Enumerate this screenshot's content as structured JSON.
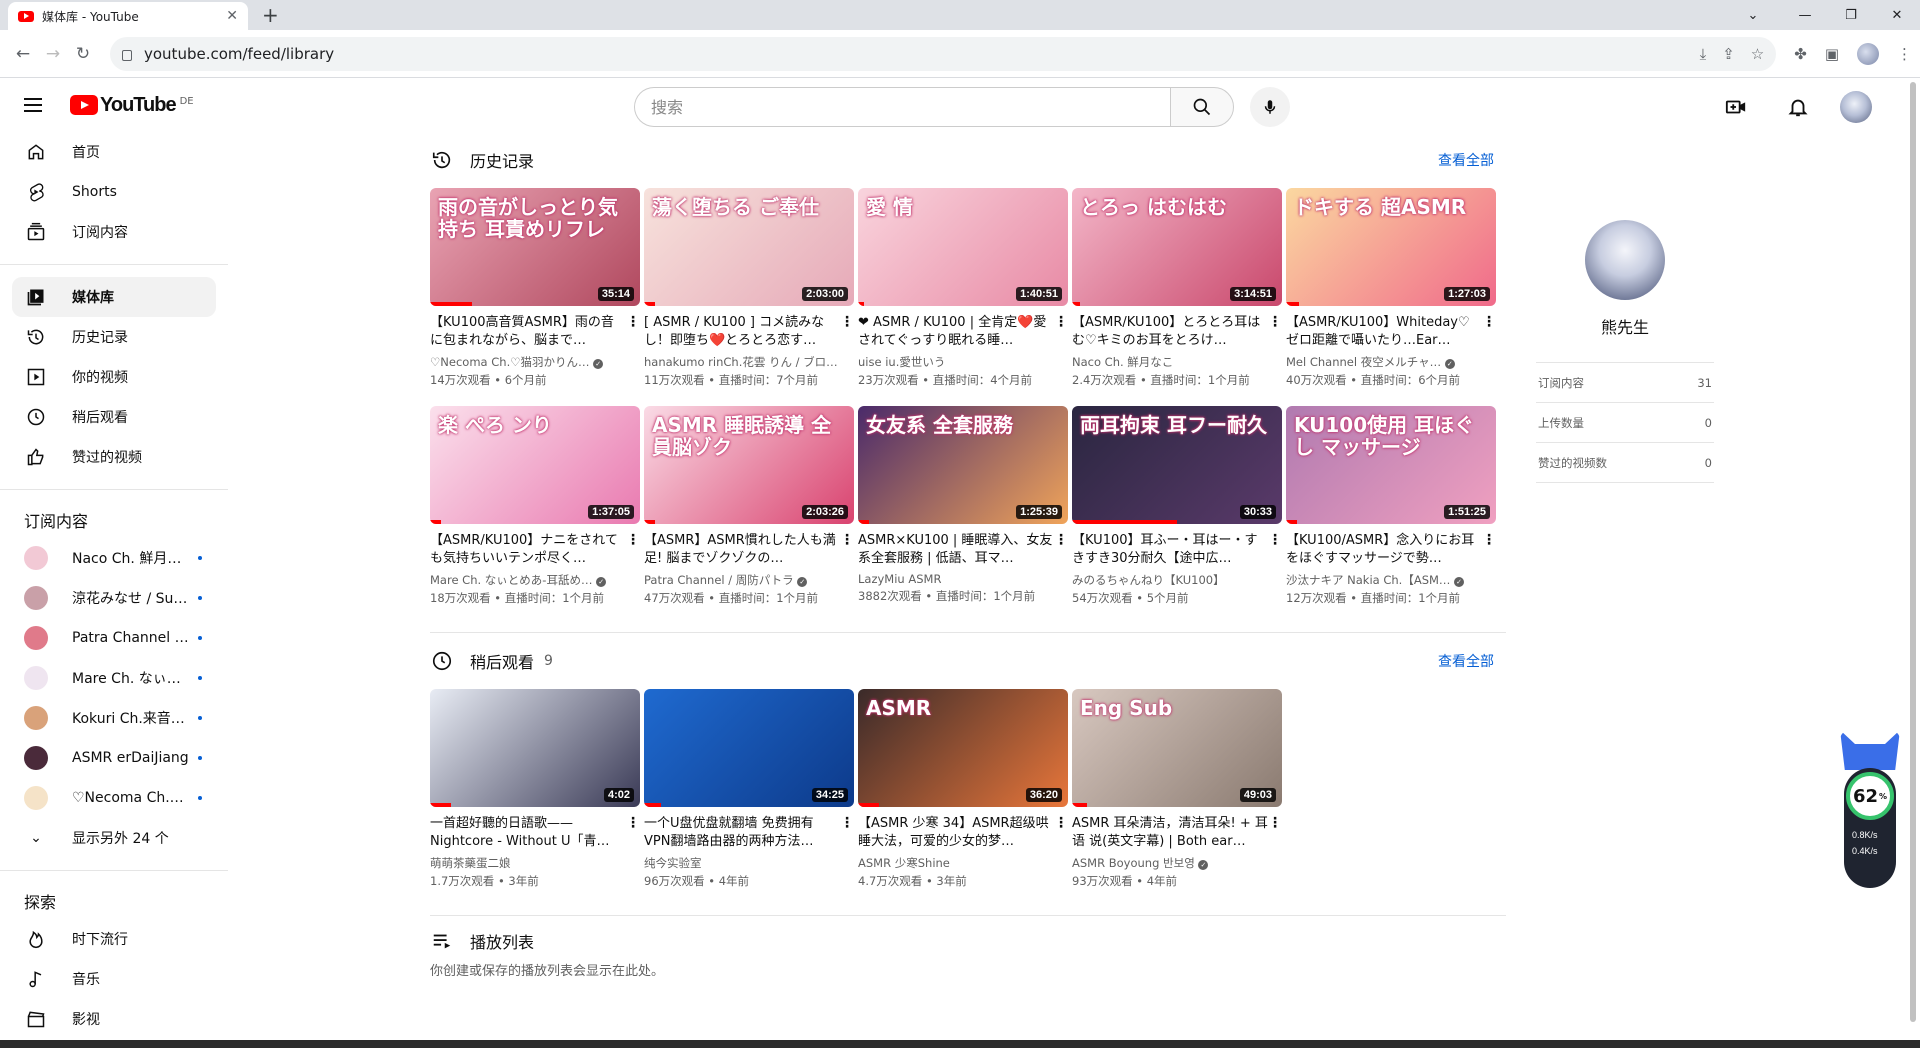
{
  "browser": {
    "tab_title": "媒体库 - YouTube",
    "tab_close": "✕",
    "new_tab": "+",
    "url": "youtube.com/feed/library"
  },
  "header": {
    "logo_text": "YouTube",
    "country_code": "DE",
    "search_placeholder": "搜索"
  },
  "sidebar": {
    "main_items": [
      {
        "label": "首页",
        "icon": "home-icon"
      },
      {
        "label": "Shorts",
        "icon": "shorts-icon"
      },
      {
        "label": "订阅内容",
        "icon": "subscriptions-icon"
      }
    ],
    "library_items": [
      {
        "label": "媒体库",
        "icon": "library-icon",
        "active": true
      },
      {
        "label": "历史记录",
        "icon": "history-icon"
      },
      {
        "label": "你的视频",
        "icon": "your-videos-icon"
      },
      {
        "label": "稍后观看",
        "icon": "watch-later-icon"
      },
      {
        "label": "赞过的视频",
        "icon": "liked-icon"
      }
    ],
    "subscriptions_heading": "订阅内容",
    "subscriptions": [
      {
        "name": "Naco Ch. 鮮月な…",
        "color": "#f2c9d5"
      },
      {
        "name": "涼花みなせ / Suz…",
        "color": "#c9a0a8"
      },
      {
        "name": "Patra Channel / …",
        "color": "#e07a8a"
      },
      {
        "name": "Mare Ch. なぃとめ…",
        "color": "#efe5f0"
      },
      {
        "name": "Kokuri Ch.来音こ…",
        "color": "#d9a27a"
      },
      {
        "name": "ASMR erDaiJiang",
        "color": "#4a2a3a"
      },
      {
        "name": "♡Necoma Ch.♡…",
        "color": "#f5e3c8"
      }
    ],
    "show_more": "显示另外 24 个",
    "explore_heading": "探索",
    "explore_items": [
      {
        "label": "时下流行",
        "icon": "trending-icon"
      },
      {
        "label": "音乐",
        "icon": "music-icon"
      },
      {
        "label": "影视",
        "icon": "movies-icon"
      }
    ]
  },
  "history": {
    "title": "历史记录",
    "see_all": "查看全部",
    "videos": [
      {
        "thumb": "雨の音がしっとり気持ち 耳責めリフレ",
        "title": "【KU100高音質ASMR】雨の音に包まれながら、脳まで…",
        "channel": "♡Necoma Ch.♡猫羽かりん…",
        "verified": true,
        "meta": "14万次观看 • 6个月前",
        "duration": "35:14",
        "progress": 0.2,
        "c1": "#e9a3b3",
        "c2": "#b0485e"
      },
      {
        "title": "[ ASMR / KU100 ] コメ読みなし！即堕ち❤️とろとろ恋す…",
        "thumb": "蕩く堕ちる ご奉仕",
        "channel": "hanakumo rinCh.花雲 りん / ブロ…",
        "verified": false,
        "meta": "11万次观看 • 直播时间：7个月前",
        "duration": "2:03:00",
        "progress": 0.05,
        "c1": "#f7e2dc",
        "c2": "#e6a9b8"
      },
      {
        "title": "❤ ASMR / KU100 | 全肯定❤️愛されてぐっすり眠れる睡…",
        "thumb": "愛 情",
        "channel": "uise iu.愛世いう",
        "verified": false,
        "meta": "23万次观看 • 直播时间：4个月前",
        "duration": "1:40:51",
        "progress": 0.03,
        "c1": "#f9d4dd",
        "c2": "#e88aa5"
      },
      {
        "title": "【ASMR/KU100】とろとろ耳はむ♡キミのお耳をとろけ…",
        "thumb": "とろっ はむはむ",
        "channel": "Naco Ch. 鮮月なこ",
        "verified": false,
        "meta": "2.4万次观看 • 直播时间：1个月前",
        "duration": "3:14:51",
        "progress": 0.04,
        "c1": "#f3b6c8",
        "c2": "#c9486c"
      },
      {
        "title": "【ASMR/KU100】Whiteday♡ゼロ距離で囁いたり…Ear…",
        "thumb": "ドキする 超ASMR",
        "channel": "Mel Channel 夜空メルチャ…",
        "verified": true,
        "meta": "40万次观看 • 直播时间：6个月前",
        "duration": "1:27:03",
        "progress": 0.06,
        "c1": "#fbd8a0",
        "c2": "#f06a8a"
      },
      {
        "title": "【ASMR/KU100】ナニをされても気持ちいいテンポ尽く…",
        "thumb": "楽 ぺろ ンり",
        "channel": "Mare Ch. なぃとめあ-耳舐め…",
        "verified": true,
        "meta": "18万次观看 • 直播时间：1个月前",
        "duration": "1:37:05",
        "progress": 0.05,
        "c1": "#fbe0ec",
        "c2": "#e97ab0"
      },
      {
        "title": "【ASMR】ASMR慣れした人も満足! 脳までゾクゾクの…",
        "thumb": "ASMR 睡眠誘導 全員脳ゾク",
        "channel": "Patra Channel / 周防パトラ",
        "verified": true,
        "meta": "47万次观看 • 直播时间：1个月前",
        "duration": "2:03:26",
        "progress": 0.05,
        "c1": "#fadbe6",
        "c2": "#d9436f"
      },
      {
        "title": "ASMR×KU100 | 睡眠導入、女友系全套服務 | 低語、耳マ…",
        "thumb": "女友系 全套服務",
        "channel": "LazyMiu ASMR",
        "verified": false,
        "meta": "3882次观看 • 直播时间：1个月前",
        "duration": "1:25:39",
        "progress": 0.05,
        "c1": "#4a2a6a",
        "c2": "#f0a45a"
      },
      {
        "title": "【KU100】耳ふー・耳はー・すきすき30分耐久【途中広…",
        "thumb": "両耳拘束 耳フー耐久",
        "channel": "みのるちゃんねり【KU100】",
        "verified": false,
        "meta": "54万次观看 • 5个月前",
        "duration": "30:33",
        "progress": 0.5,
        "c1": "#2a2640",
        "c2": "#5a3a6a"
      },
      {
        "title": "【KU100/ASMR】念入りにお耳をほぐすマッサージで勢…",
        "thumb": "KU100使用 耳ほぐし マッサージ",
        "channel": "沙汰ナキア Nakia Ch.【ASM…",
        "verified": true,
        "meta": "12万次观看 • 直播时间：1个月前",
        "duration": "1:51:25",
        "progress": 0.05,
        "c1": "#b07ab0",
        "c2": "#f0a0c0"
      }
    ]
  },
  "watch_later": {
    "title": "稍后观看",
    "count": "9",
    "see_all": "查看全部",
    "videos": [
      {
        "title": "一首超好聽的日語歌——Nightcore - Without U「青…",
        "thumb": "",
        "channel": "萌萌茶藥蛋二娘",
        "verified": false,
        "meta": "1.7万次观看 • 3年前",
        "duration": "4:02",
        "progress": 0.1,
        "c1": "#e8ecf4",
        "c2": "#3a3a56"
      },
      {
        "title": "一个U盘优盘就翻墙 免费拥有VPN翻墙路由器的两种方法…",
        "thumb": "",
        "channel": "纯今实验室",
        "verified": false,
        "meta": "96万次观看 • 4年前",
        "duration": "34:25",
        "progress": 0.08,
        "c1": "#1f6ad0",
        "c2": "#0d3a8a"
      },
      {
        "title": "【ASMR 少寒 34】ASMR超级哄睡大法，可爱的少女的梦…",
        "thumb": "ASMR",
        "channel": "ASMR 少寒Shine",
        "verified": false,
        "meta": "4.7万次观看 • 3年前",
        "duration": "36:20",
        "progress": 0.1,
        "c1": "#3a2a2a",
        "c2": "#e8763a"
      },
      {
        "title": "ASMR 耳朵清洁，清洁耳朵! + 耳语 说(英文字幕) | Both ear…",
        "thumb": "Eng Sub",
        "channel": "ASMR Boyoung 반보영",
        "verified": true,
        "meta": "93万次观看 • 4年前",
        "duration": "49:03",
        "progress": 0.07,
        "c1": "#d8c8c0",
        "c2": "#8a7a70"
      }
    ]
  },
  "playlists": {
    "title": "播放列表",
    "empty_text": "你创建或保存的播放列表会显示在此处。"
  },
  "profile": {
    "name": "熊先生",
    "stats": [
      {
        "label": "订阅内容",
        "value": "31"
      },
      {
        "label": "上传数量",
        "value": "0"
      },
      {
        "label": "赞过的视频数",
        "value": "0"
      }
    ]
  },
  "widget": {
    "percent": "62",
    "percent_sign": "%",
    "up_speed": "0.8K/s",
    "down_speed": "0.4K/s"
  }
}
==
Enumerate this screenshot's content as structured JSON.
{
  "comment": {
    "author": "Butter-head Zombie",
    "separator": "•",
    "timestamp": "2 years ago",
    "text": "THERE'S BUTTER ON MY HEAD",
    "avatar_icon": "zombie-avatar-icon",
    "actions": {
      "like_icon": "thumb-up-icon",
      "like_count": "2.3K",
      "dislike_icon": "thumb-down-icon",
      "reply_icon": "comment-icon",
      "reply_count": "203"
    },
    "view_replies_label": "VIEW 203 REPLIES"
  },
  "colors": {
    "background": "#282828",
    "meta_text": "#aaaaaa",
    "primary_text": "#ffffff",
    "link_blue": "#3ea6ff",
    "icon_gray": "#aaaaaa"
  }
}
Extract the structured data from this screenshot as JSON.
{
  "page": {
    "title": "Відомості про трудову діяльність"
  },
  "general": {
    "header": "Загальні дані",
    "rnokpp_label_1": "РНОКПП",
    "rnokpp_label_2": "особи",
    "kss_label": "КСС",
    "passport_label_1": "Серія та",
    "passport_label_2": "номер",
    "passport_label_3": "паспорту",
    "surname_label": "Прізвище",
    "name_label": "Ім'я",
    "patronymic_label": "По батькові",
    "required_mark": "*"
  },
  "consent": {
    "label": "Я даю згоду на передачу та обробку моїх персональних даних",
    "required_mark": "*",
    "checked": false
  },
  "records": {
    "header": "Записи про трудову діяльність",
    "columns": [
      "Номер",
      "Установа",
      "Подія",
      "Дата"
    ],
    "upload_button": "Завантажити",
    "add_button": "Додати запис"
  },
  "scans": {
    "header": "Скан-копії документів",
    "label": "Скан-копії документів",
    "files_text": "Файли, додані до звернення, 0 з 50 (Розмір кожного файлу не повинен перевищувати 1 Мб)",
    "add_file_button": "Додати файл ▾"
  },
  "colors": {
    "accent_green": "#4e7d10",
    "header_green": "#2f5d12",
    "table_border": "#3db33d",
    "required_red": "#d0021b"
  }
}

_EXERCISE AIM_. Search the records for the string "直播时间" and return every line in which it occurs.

_WRITTEN REPLY_.
        "meta": "11万次观看 • 直播时间：7个月前",
        "meta": "23万次观看 • 直播时间：4个月前",
        "meta": "2.4万次观看 • 直播时间：1个月前",
        "meta": "40万次观看 • 直播时间：6个月前",
        "meta": "18万次观看 • 直播时间：1个月前",
        "meta": "47万次观看 • 直播时间：1个月前",
        "meta": "3882次观看 • 直播时间：1个月前",
        "meta": "12万次观看 • 直播时间：1个月前",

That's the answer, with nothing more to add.